*Aim of the task*
Exact reproduction of all the data is required, with pictures excluded.

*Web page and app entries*
-=-=-=-=-
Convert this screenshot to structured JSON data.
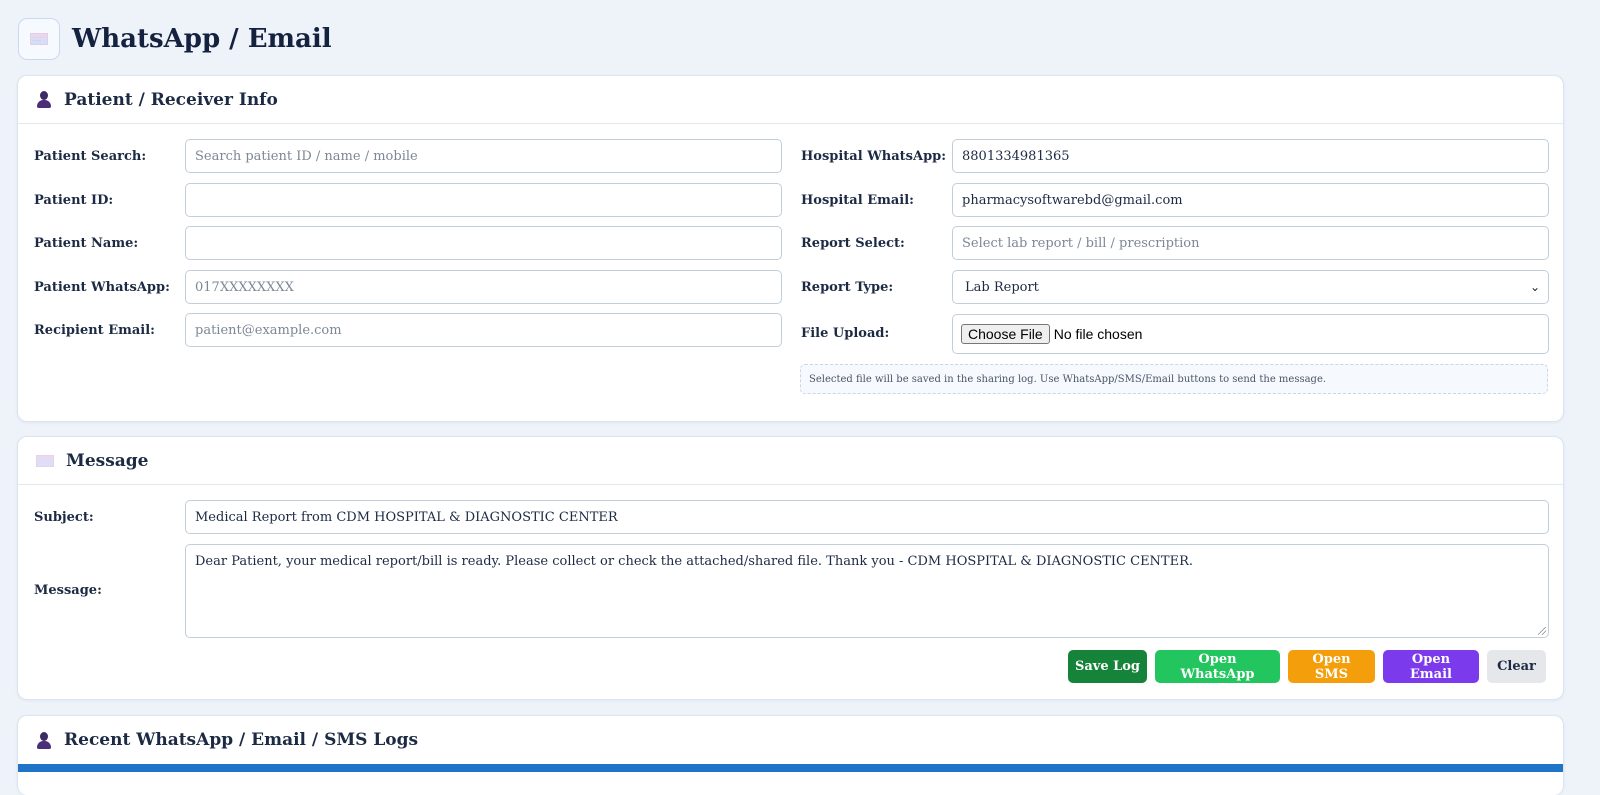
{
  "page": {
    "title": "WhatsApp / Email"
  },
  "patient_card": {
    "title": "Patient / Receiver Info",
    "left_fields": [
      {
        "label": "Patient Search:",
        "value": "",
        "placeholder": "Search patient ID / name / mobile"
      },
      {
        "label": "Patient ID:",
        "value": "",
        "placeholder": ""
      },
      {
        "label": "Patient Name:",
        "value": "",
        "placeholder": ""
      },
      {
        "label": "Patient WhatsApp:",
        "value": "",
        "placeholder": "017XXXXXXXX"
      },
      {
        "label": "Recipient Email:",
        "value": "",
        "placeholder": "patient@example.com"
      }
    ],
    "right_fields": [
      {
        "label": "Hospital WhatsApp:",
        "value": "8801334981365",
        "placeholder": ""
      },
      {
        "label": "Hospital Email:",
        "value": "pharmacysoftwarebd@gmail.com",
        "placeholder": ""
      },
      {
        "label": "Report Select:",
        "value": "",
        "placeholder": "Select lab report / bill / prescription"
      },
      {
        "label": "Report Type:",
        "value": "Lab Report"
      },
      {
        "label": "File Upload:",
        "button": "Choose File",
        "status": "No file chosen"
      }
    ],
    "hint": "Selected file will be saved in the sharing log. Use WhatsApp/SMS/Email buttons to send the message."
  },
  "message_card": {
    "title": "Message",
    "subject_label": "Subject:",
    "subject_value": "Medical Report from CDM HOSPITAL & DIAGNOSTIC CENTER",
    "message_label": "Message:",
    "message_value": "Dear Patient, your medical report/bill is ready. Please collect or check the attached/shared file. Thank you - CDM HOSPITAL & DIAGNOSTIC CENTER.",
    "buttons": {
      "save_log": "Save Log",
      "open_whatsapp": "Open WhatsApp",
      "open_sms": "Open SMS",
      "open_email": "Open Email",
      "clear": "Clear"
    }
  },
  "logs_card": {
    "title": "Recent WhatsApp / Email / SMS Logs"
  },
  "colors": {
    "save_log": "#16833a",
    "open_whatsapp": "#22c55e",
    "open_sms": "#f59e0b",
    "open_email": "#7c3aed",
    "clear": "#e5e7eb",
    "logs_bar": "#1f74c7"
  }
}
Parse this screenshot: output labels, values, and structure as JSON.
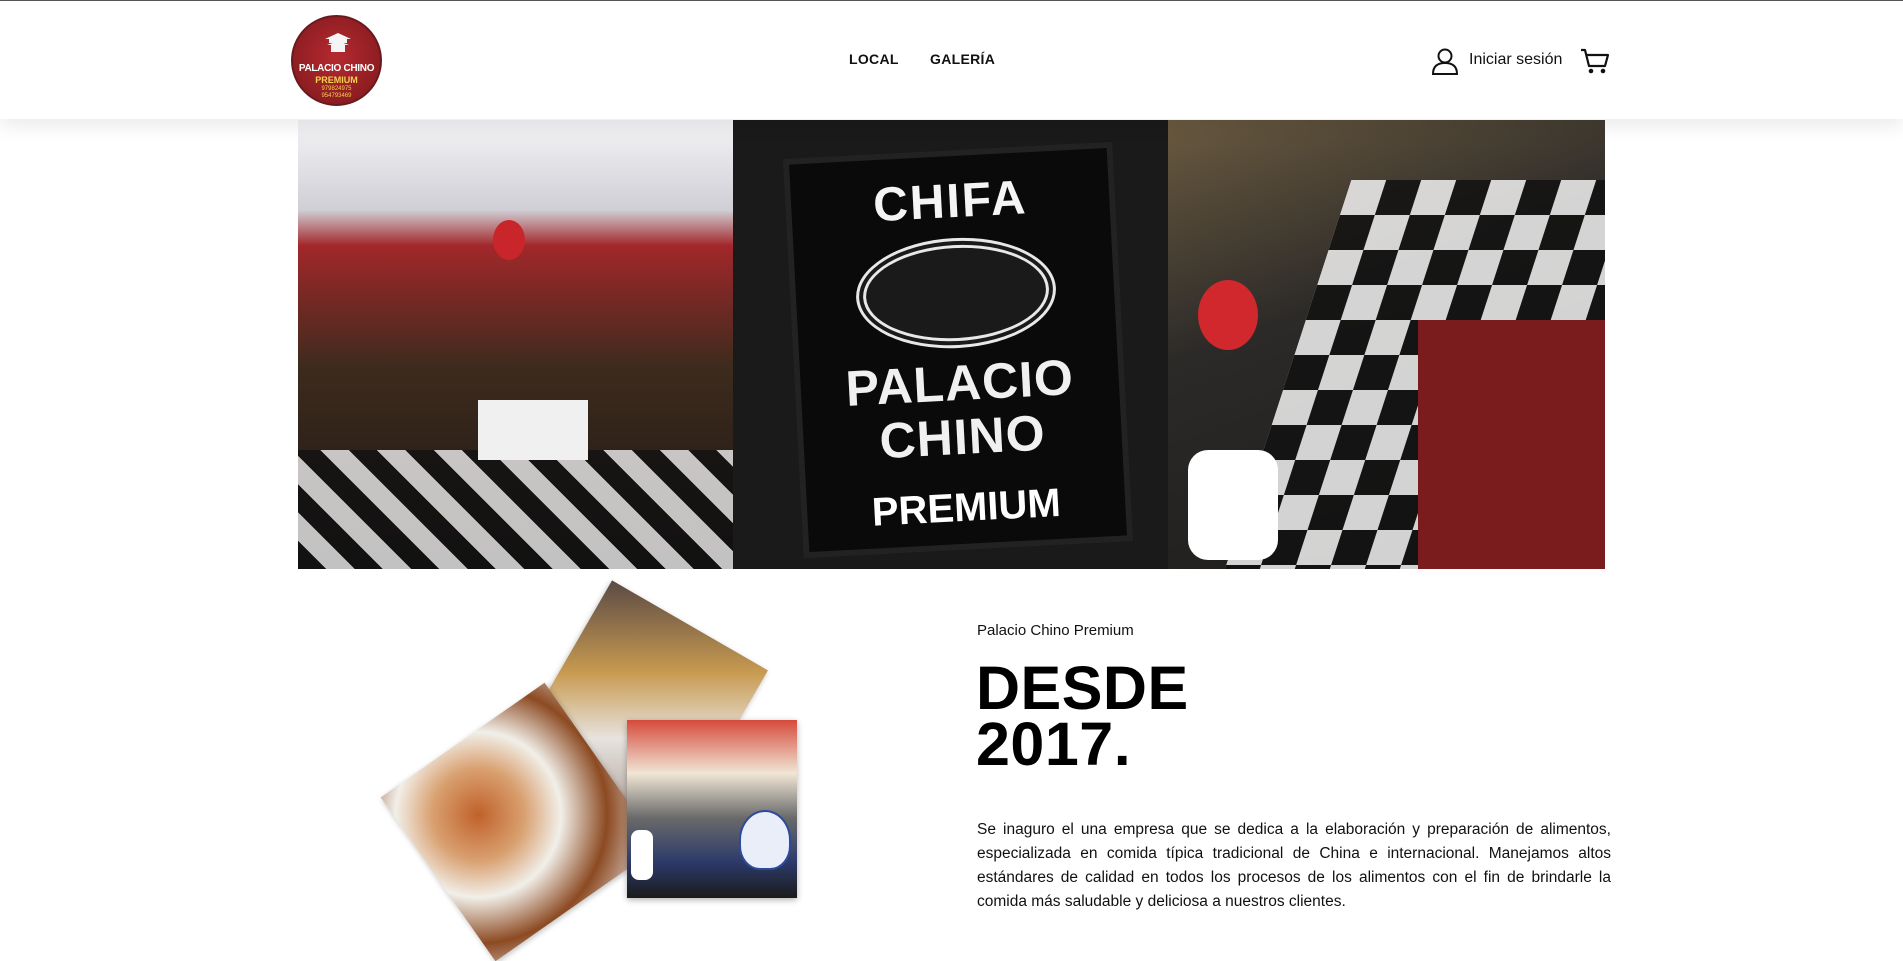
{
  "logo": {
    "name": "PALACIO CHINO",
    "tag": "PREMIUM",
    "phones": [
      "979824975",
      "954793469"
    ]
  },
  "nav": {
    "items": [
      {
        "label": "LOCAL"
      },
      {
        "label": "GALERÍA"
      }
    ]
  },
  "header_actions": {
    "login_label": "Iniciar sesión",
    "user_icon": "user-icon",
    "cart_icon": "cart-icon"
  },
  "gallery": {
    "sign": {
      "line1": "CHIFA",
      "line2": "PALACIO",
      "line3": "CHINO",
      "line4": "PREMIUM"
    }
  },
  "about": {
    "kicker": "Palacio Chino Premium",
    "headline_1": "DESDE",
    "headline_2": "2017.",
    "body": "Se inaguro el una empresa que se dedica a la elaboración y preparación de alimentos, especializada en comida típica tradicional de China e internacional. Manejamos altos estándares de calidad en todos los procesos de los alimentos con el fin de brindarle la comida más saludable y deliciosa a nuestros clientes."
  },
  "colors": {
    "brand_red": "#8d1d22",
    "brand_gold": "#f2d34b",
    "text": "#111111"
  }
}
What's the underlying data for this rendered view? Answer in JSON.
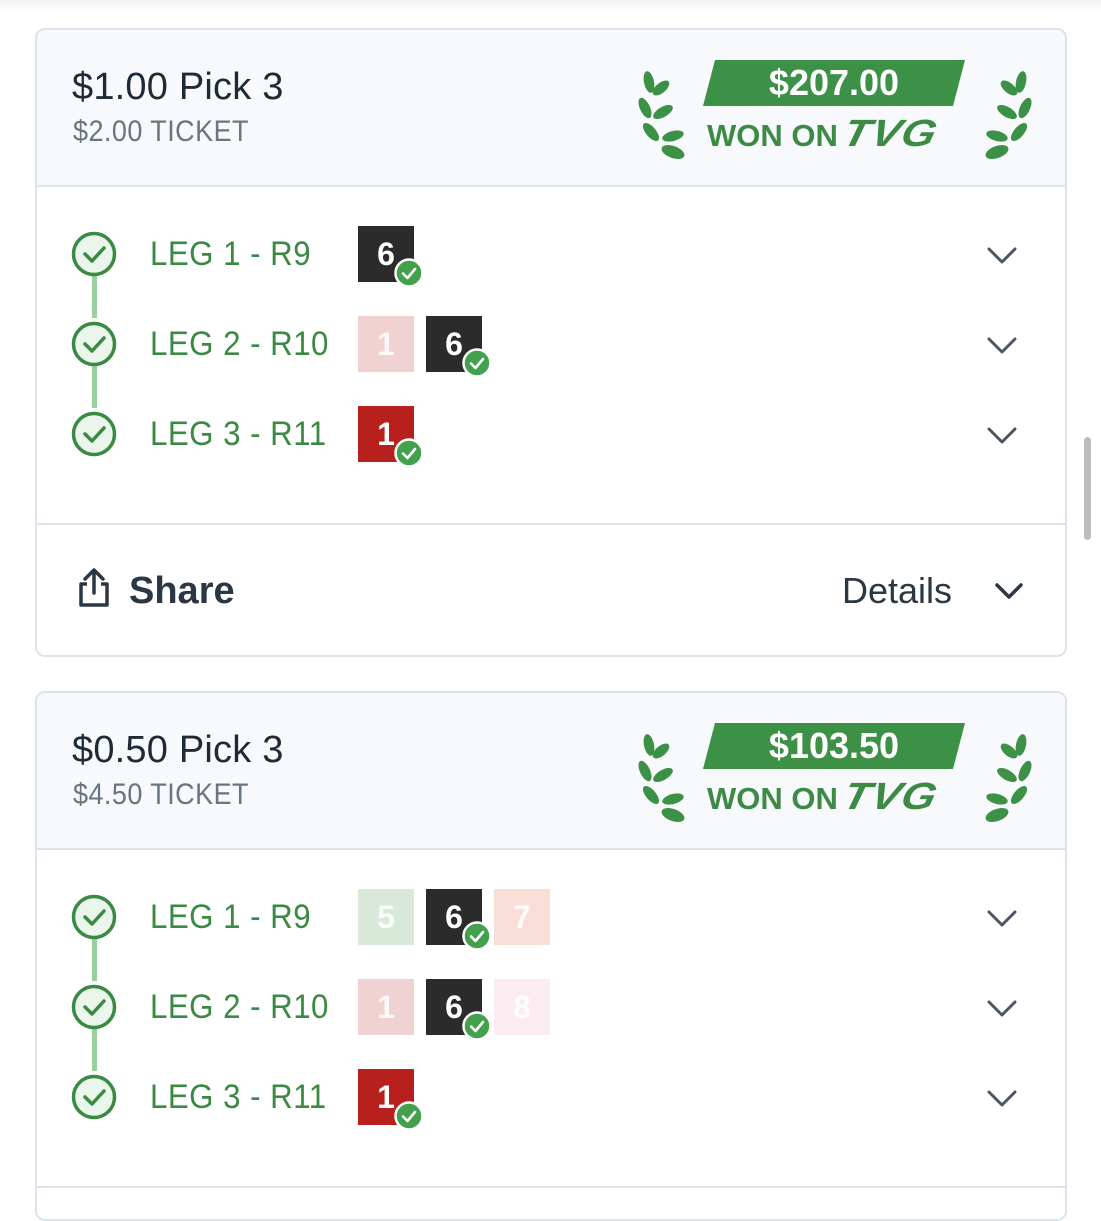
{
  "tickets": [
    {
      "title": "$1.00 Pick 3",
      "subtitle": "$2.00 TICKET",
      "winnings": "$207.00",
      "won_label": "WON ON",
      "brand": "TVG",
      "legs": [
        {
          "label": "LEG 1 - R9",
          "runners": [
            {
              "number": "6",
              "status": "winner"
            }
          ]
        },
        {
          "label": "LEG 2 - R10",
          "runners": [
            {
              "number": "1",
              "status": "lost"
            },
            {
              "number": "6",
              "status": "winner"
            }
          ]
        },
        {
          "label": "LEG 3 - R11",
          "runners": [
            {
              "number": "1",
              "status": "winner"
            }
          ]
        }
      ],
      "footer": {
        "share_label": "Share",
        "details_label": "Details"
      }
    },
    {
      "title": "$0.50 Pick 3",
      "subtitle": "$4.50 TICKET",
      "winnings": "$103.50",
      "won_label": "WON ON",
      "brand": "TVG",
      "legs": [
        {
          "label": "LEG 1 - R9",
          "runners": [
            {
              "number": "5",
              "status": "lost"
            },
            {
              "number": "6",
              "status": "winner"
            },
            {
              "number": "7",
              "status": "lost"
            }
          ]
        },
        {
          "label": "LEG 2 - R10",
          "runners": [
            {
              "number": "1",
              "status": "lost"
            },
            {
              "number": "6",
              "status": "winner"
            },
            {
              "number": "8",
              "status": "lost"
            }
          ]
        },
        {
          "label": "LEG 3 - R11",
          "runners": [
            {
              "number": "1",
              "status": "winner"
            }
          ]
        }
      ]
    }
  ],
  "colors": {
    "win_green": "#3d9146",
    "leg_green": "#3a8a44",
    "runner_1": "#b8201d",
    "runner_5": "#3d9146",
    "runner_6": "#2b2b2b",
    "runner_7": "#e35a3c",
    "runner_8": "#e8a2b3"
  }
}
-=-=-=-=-
*Task result*
Convert this screenshot to structured JSON data.
{
  "page": {
    "title": "WhatsApp / Email"
  },
  "patient_card": {
    "title": "Patient / Receiver Info",
    "left_fields": [
      {
        "label": "Patient Search:",
        "value": "",
        "placeholder": "Search patient ID / name / mobile"
      },
      {
        "label": "Patient ID:",
        "value": "",
        "placeholder": ""
      },
      {
        "label": "Patient Name:",
        "value": "",
        "placeholder": ""
      },
      {
        "label": "Patient WhatsApp:",
        "value": "",
        "placeholder": "017XXXXXXXX"
      },
      {
        "label": "Recipient Email:",
        "value": "",
        "placeholder": "patient@example.com"
      }
    ],
    "right_fields": [
      {
        "label": "Hospital WhatsApp:",
        "value": "8801334981365",
        "placeholder": ""
      },
      {
        "label": "Hospital Email:",
        "value": "pharmacysoftwarebd@gmail.com",
        "placeholder": ""
      },
      {
        "label": "Report Select:",
        "value": "",
        "placeholder": "Select lab report / bill / prescription"
      },
      {
        "label": "Report Type:",
        "value": "Lab Report"
      },
      {
        "label": "File Upload:",
        "button": "Choose File",
        "status": "No file chosen"
      }
    ],
    "hint": "Selected file will be saved in the sharing log. Use WhatsApp/SMS/Email buttons to send the message."
  },
  "message_card": {
    "title": "Message",
    "subject_label": "Subject:",
    "subject_value": "Medical Report from CDM HOSPITAL & DIAGNOSTIC CENTER",
    "message_label": "Message:",
    "message_value": "Dear Patient, your medical report/bill is ready. Please collect or check the attached/shared file. Thank you - CDM HOSPITAL & DIAGNOSTIC CENTER.",
    "buttons": {
      "save_log": "Save Log",
      "open_whatsapp": "Open WhatsApp",
      "open_sms": "Open SMS",
      "open_email": "Open Email",
      "clear": "Clear"
    }
  },
  "logs_card": {
    "title": "Recent WhatsApp / Email / SMS Logs"
  },
  "colors": {
    "save_log": "#16833a",
    "open_whatsapp": "#22c55e",
    "open_sms": "#f59e0b",
    "open_email": "#7c3aed",
    "clear": "#e5e7eb",
    "logs_bar": "#1f74c7"
  }
}
Parse this screenshot: output labels, values, and structure as JSON.
{
  "logo": {
    "name": "PALACIO CHINO",
    "tag": "PREMIUM",
    "phones": [
      "979824975",
      "954793469"
    ]
  },
  "nav": {
    "items": [
      {
        "label": "LOCAL"
      },
      {
        "label": "GALERÍA"
      }
    ]
  },
  "header_actions": {
    "login_label": "Iniciar sesión",
    "user_icon": "user-icon",
    "cart_icon": "cart-icon"
  },
  "gallery": {
    "sign": {
      "line1": "CHIFA",
      "line2": "PALACIO",
      "line3": "CHINO",
      "line4": "PREMIUM"
    }
  },
  "about": {
    "kicker": "Palacio Chino Premium",
    "headline_1": "DESDE",
    "headline_2": "2017.",
    "body": "Se inaguro el una empresa que se dedica a la elaboración y preparación de alimentos, especializada en comida típica tradicional de China e internacional. Manejamos altos estándares de calidad en todos los procesos de los alimentos con el fin de brindarle la comida más saludable y deliciosa a nuestros clientes."
  },
  "colors": {
    "brand_red": "#8d1d22",
    "brand_gold": "#f2d34b",
    "text": "#111111"
  }
}
What's the underlying data for this rendered view? Answer in JSON.
{
  "tickets": [
    {
      "title": "$1.00 Pick 3",
      "subtitle": "$2.00 TICKET",
      "winnings": "$207.00",
      "won_label": "WON ON",
      "brand": "TVG",
      "legs": [
        {
          "label": "LEG 1 - R9",
          "runners": [
            {
              "number": "6",
              "status": "winner"
            }
          ]
        },
        {
          "label": "LEG 2 - R10",
          "runners": [
            {
              "number": "1",
              "status": "lost"
            },
            {
              "number": "6",
              "status": "winner"
            }
          ]
        },
        {
          "label": "LEG 3 - R11",
          "runners": [
            {
              "number": "1",
              "status": "winner"
            }
          ]
        }
      ],
      "footer": {
        "share_label": "Share",
        "details_label": "Details"
      }
    },
    {
      "title": "$0.50 Pick 3",
      "subtitle": "$4.50 TICKET",
      "winnings": "$103.50",
      "won_label": "WON ON",
      "brand": "TVG",
      "legs": [
        {
          "label": "LEG 1 - R9",
          "runners": [
            {
              "number": "5",
              "status": "lost"
            },
            {
              "number": "6",
              "status": "winner"
            },
            {
              "number": "7",
              "status": "lost"
            }
          ]
        },
        {
          "label": "LEG 2 - R10",
          "runners": [
            {
              "number": "1",
              "status": "lost"
            },
            {
              "number": "6",
              "status": "winner"
            },
            {
              "number": "8",
              "status": "lost"
            }
          ]
        },
        {
          "label": "LEG 3 - R11",
          "runners": [
            {
              "number": "1",
              "status": "winner"
            }
          ]
        }
      ]
    }
  ],
  "colors": {
    "win_green": "#3d9146",
    "leg_green": "#3a8a44",
    "runner_1": "#b8201d",
    "runner_5": "#3d9146",
    "runner_6": "#2b2b2b",
    "runner_7": "#e35a3c",
    "runner_8": "#e8a2b3"
  }
}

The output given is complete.